IRS Tax Levy

A levy, on the other hand, is an actual attempt by the IRS to seize your property, such as real estate, personal property, or cash you may have in a bank account.  The IRS will normally send you notice (30 days validity) of their intent to levy via certified mail prior to the actual levy. You will have a short period of time to react to the notice and potentially stop the levy from taking place.

Levies are usually used by the IRS when a taxpayer either fails to respond to repeated attempts at collection, or if the IRS is concerned that particular assets of the taxpayer may soon become unavailable for collection purposes due to sale or other disposition. Typically, they up the ante.

The IRS can choose to place a levy on any if not all applicable assets in your name. Most of the time, levies apply to:

  • Savings and checking accounts
  • Retirement accounts
  • Wages and salary accounts
  • Accounts receivables
  • Subcontractor pay
  • Rental income
  • Physical assets

However, the law bars the IRS from placing levies on certain assets or sources of income to prevent you from losing everything.

How a Lien Affects You

A lien affects you in a number of ways. It touches on your assets, business, credit, and even bankruptcy proceedings.

  • Assets – a lien attaches to your entire assets and even future ones you may acquire as long as the lien is still in place.
  • Credit – a notice of lien dents your credit ratings because it is reported to the credit bureau. You may therefore not be able to obtain credit.
  • Business – a tax lien secures the government’s interest in your business property as well as other business interests like accounts receivable.
  • Bankruptcy – even after you file for bankruptcy, any back taxes you may have in addition to your Federal Tax Lien Notice remain in place.

How a Levy Affects You

The size of your debt determines how a levy is affected on you. The all important question you need to ask yourself is how much you really owe the IRS. However, the IRS will often go for the easiest collection method. These methods include:

  • Property seizure
  • 1099 levy- this is a tax levy on the receivables you are currently owed and not future ones.
  • IRS bank levy – this is an IRS request to your bank(s) to freeze your accounts for 21 days to facilitate recovery of their debt. Woe unto you if your accounts are emptied and you still have a balance.

Getting Out of a Levy or Lien

IRS levies and liens are serious issues. Getting out of them is not easy, but an experienced tax practitioner can sometimes get a levy lifted.  A lien, on the other hand, normally remains in place until the underlying tax debt is resolved.  In either case, a quick response is required to properly deal with the IRS.

Yes, a Lien and Levy are Different

A lien comes before a levy, and dealing with a levy is much more difficult because a levy is an actual seizure.

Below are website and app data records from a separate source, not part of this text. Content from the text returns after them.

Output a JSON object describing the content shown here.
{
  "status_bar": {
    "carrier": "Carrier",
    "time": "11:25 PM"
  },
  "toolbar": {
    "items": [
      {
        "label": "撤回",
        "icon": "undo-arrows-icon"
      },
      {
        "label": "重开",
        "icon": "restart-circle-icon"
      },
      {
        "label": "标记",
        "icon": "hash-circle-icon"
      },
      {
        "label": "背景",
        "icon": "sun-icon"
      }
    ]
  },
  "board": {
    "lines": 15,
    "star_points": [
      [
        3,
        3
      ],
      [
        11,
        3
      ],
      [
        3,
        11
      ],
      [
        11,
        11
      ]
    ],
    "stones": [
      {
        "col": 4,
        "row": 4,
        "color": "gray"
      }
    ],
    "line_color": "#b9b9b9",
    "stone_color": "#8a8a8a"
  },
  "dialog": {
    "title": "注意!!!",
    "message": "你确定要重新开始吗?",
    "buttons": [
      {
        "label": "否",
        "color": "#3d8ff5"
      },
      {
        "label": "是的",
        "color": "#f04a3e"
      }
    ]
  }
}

Even if you are in a situation where you know you haven’t paid your taxes but have not yet been contacted by the IRS, it’s best to deal with them now. You never know they could just be getting ready to create a whole lot of financial obstacles in your path.

And just in case you have already received lien or levy notices, get in contact with the professionals like TaxLane to settle your debt with the IRS and move forward with your life.

IRS CIRCULAR 230 NOTICE: To ensure compliance with requirements imposed by the Internal Revenue Service, we inform you that any U.S. tax advice contained in this communication is not intended or written to be used, and cannot be used, for the purpose of (i) avoiding penalties under the Internal Revenue Code or (ii) promoting, marketing or recommending to another party any transaction or matter addressed in this communication.